Video: UCD honours Laura Brennan, advocate who restored public confidence in HPV vaccine
Posted 13 December, 2018
HPV vaccine campaigner Laura Brennan has received an honorary degree from University College Dublin in recognition of her advocacy in highlighting how the jab protects girls from developing cervical cancer as adults.
The 26-year-old, from Ennis in Co. Clare, was diagnosed with cervical cancer stage 2B two years ago, and decided to become involved with the HSE’s campaign to restore public trust in the HPV vaccine after her cancer was diagnosed as terminal.
Laura contacted the HSE on Facebook to offer her personal story as encouragement for parents to have their children vaccinated against cervical cancer.
The HSE offers the HPV vaccine, free of charge, to all girls in first year in second level schools as this age group ensures the best response to the vaccine.
However vaccination wasn’t available to Laura when she attended school, as this scheme wasn’t introduced until 2010.
Laura with her father Larry and mother Bernadette at UCD following her honorary degree ceremony
Recommended by the World Health Organization, the International Federation of Obstetricians and Gynaecologists and the National Immunisation Advisory Committee, the HPV vaccine is soon to be made available to boys in Ireland too.
Laura’s tireless efforts have been instrumental in encouraging parents to have their children vaccinated against cervical cancer.
When Laura began this work, there was a significant crisis in public confidence for the HPV vaccination.
Now the rate of vaccination is above 70% and rising, with over 250,000 girls in Ireland having received the HPV jab.
Thank you so much to @ucddublin . Truly honored and humbled to have received a honorary doctorate https://t.co/vS2r7igwUv— Laura Brennan (@laura_jbrennan) December 12, 2018
“Ireland is the only country in the developed world that has managed to overcome [this] crisis in public confidence,” said Professor Donal Brennan, UCD Professor of Gynaecological Oncology at the UCD School of Medicine.
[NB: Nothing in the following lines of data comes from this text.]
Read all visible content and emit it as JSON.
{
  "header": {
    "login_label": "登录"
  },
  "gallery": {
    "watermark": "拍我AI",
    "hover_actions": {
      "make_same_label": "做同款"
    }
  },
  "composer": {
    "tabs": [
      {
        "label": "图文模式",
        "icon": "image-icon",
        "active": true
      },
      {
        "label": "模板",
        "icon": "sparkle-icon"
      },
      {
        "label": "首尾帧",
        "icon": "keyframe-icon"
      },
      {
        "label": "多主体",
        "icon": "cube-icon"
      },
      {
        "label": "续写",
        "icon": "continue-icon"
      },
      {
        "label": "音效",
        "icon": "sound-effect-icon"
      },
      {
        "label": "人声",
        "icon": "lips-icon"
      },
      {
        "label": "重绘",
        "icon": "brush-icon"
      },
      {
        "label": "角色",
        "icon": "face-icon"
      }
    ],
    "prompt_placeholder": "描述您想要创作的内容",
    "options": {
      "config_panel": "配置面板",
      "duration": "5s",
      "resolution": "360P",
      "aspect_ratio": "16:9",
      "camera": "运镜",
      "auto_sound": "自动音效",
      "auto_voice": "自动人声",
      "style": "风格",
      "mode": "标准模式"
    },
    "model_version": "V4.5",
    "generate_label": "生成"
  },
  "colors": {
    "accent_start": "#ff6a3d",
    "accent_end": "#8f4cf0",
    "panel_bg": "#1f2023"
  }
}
“Laura has travelled Ireland and the world to promote HPV vaccination… She has helped to rebuild trust and confidence in HPV vaccination and we can see that is increasing its uptake.
“Her honesty, courage and strength in delivering her own difficult story demonstrates the impact the patient’s voice can have on the public.
“The fact that the vaccine will be extended to boys next September means that policy makers have also been listening.”
Introducing Laura at the honouring ceremony, Professor Donal Brennan, who is also a Consultant Gynaecological Oncologist at the Mater Hospital, praised the HPV campaigner for helping overcome the “communication challenge” faced by life-saving vaccine.
Laura Brennan, along with Professor Donal Brennan and Professor Cecily Kelleher, Principal at UCD College of Health and Agricultural Sciences
“Many years of basic science and clinical trials can be destroyed by a small number of anecdotes or videos, which can be posted online without any verification of their accuracy,” he said.
“[Laura’s] eloquence and honesty when speaking at scientific meetings or public events can be astonishing, making it much more difficult for the so-called professionals, like me, who have to follow in her wake.
“In many ways she has raised the bar for all of us who work in the field and we are absolutely privileged to consider her a colleague and a true partner in the on-going efforts to eradicate HPV-related cancers for future generations.”
Laura Brennan at her honorary conferring at UCD
Early this month, UCD presented a Ulysses Medal, the University’s highest honour, to Dr Douglas R Lowy, whose research on the molecular biology of viruses led to the development of the HPV vaccine.
Chief of the Laboratory of Cellular Oncology and Deputy Director at the United States’ National Cancer Institute, Dr Lowy’s research was undertaken in collaboration with his colleague Dr John Schiller.
His citation was delivered by Professor Stephen Pennington, UCD School of Medicine, who said Dr Lowy had had a “positive impact of remarkable scale” in fight to the eliminate cervical cancer and greatly reduce other HPV-associated cancers.
By: David Kearns, Digital Journalist / Media Officer, UCD University Relations